traders. The revolutionaries garnered support for their coalition on air by interspersing political narratives with red music (nh.ac /d?o). Voice of Vietnam Radio (VOV) grew from these communist and colonial foundations to become one of the largest producers of music in contemporary Vietnam. In this first comprehensive English-language study on the history of radio music in mainland Southeast Asia, Lon n Briain examines the broadcast voices that reconfigured Vietnam's cultural, social, and political landscape over a century. Briain draws on a year of ethnographic fieldwork at the
VOV studios (2016-17), interviews with radio employees and listeners, historical recordings and broadcasts, and archival research in Vietnam, France, and the United States.
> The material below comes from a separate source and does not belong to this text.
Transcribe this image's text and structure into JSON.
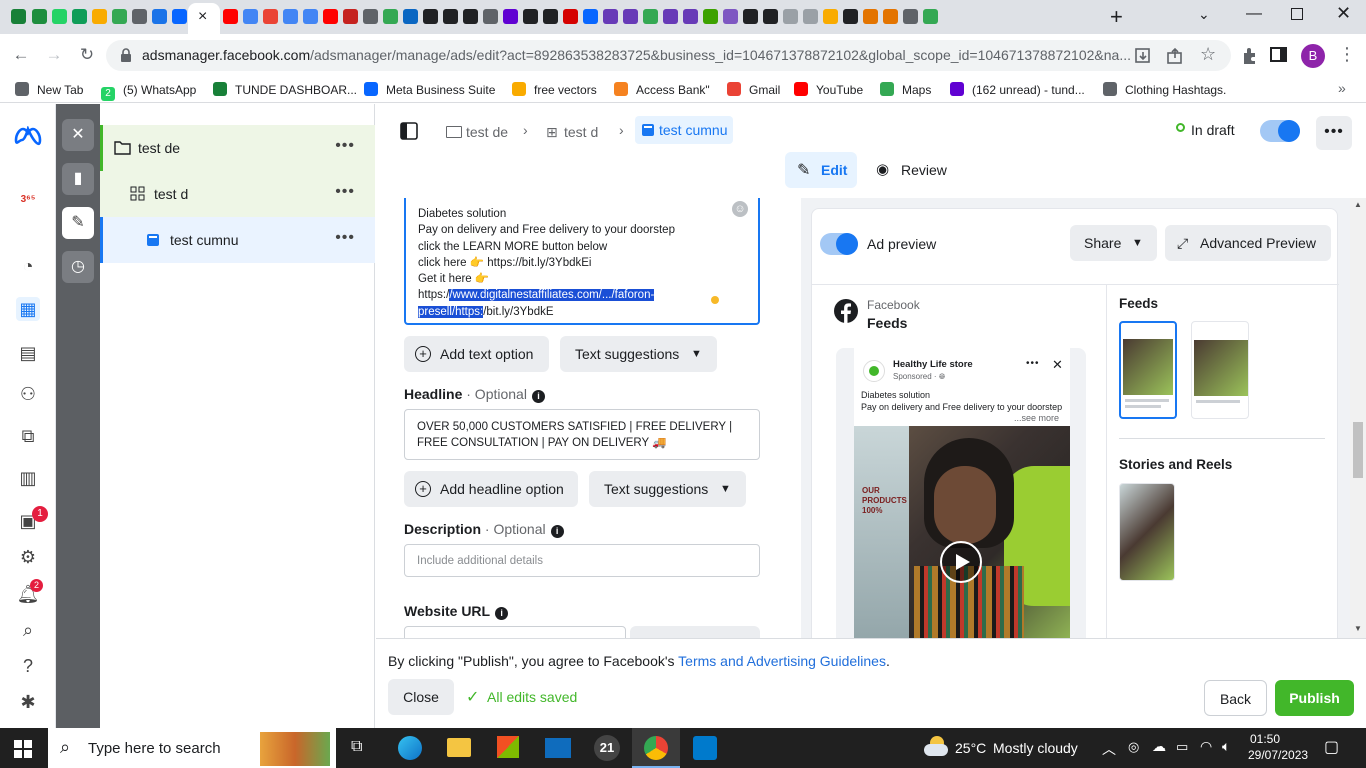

From the Indochinese radio clubs of the 1920s to the 75th anniversary celebrations of the VOV in 2020, Voices of Vietnam: A
Century of Radio, Red Music, and Revolution offers a fresh perspective on this turbulent period by demonstrating how music production and sound reproduction are integral to the unyielding process of state formation.